### EXERCISE REQUIREMENTS
The word "gate" may appear in some of the lines below. State how many lines contain it, and write only that number.

### PROVIDED DATA
──────
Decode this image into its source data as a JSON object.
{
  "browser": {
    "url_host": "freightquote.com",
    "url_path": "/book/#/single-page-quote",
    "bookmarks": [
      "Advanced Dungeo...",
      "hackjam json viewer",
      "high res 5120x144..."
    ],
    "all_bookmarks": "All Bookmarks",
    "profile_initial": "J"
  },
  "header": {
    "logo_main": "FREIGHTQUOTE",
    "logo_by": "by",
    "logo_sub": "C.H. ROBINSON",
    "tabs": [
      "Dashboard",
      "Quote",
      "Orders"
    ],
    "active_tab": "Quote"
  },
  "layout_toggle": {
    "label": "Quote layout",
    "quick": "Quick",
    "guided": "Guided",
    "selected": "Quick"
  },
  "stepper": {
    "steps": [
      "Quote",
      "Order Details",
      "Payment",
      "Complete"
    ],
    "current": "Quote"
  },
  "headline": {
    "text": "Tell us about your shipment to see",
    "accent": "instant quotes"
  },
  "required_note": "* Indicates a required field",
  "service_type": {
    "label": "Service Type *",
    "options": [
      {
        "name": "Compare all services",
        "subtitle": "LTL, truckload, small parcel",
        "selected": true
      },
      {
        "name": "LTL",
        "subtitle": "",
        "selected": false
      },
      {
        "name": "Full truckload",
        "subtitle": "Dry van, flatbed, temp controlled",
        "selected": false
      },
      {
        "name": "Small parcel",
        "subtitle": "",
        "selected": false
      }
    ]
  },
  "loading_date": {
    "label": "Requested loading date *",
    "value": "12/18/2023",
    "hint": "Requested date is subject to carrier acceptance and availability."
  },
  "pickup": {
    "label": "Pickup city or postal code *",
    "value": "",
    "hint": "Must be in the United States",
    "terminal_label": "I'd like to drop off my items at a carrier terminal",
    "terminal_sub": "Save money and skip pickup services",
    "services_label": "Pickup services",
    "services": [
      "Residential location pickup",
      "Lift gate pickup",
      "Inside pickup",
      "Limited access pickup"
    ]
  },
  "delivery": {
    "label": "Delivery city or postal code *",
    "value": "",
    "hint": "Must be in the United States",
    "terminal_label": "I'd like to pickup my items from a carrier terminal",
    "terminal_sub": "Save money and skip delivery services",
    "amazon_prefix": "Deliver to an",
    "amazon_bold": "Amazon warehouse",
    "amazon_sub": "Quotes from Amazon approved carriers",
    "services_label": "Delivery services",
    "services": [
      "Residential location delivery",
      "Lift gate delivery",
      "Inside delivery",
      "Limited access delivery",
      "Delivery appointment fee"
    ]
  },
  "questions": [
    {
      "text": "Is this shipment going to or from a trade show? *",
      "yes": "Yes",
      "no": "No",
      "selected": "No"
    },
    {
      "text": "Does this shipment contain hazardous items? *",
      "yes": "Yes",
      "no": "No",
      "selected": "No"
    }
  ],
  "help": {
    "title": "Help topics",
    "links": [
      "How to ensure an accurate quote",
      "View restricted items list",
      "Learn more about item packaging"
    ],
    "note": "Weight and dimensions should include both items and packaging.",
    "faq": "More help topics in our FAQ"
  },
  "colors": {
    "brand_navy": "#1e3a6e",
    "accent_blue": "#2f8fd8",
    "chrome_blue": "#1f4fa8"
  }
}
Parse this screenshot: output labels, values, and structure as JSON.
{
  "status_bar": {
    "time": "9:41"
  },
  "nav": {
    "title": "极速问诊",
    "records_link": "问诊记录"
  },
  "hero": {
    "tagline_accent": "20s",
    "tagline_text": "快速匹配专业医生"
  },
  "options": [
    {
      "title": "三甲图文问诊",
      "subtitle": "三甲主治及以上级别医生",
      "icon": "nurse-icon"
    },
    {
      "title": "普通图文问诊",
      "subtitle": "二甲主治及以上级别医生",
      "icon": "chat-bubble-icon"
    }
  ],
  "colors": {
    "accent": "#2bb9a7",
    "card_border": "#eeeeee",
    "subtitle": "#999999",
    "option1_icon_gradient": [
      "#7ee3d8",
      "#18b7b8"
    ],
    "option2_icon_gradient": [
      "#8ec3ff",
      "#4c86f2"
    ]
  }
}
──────
### TASK OUTPUT
2